-------- Data to examine
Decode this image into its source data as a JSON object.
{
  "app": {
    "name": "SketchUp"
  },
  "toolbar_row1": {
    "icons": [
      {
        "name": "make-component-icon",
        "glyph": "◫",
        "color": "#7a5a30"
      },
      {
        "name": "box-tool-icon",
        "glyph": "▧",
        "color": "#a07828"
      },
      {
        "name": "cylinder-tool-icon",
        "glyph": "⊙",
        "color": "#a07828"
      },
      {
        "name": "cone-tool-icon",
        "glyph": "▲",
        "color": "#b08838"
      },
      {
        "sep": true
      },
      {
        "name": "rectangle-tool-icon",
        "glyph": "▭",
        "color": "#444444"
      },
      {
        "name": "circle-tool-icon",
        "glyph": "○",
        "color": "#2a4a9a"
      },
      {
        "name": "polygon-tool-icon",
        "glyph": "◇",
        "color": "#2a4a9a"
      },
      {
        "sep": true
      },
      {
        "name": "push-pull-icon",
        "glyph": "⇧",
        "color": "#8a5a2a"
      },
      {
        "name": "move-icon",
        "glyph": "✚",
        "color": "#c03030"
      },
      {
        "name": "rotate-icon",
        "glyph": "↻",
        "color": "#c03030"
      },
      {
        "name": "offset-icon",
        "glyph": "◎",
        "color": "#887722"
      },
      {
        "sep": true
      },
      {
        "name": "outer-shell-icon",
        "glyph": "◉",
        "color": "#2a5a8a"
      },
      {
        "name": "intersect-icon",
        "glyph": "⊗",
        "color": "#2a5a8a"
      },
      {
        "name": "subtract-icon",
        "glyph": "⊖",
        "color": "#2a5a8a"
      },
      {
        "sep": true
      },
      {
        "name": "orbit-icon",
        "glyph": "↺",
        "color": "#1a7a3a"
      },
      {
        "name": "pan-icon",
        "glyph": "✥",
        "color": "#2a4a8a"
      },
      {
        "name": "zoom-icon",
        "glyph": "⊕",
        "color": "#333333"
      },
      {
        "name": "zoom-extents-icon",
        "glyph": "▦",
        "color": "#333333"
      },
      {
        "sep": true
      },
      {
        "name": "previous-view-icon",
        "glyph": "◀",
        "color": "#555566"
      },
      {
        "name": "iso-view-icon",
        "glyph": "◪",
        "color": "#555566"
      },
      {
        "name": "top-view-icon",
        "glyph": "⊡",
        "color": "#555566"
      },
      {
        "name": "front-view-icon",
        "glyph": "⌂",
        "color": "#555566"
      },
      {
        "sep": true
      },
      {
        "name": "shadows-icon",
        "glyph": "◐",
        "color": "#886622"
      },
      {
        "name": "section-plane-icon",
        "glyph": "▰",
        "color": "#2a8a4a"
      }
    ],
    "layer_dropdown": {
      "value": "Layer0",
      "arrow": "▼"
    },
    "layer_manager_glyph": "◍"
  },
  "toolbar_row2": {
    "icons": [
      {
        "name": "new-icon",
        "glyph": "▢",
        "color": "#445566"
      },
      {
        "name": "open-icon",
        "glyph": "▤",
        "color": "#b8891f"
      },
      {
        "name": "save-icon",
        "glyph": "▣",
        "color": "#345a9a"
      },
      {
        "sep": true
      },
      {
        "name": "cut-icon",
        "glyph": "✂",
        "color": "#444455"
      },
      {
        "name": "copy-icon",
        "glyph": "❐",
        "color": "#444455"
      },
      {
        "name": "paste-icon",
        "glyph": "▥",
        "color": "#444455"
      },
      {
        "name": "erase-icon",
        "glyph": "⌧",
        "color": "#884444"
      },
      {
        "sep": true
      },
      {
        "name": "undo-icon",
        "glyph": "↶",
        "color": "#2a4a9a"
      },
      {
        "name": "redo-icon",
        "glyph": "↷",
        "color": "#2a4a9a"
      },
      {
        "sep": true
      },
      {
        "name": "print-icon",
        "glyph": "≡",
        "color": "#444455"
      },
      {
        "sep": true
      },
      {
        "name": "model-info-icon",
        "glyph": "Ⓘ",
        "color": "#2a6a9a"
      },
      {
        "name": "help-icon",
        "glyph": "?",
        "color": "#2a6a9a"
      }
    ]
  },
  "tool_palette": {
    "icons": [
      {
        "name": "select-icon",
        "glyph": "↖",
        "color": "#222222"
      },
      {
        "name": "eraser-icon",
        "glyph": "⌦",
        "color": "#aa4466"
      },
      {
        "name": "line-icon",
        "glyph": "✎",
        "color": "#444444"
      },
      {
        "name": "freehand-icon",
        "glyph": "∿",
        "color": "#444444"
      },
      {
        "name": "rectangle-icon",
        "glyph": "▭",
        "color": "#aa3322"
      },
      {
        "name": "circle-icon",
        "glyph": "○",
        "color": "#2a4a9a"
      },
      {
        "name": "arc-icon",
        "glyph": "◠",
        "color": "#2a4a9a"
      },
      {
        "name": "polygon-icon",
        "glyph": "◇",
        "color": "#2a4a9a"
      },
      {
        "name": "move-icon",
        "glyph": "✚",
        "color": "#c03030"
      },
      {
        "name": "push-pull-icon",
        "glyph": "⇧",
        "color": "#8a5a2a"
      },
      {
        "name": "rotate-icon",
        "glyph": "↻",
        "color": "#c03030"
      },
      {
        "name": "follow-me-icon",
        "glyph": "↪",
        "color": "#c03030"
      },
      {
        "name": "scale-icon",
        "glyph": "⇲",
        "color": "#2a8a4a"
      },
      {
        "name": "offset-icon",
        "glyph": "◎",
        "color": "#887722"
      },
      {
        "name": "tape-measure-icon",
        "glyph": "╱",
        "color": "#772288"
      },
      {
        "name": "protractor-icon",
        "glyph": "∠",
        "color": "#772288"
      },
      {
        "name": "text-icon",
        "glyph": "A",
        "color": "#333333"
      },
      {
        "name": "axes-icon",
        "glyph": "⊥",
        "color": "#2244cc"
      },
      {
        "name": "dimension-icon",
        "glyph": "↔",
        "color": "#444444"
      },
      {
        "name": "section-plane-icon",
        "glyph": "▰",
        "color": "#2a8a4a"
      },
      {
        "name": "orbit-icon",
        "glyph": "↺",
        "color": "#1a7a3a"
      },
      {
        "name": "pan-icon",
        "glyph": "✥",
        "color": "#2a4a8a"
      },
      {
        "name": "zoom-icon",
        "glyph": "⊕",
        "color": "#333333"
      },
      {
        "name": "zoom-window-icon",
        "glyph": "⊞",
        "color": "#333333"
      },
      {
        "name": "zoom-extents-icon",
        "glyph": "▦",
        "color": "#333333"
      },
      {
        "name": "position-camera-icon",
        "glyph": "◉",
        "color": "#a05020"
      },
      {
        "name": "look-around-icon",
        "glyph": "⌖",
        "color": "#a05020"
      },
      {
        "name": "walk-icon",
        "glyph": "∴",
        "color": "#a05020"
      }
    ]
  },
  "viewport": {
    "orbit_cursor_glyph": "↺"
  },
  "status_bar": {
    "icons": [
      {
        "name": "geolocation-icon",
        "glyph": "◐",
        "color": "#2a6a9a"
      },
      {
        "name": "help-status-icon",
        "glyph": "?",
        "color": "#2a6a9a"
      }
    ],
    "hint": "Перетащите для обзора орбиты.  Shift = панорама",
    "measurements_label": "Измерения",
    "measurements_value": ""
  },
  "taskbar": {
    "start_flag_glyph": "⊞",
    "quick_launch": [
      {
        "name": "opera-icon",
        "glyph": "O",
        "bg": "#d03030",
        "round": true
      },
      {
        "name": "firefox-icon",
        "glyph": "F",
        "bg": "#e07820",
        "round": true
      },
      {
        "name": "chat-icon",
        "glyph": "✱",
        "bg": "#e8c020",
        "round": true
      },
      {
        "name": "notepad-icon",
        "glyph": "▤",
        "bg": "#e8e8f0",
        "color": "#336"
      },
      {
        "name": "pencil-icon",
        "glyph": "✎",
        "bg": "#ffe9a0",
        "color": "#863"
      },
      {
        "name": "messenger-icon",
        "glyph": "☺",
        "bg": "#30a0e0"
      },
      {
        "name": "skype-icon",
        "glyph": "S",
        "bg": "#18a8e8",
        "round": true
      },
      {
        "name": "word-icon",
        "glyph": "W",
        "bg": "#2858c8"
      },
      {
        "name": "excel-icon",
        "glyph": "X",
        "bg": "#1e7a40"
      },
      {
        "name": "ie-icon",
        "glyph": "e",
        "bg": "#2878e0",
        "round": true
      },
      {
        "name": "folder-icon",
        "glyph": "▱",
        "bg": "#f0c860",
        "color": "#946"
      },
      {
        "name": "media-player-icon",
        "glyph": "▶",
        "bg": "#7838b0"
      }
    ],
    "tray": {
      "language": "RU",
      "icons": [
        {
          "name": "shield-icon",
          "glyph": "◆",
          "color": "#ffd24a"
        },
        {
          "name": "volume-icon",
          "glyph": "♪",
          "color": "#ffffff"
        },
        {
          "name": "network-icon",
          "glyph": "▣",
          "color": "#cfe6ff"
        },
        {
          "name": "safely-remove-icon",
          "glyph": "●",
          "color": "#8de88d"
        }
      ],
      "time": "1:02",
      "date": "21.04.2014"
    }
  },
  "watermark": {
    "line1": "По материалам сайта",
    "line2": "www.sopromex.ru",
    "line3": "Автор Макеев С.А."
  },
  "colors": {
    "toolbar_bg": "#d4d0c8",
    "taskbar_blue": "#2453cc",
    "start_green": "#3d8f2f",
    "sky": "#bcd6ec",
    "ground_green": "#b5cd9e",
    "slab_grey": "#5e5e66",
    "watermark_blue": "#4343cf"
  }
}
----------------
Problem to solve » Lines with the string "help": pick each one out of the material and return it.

Output of the task »
        "name": "help-icon",
        "name": "help-status-icon",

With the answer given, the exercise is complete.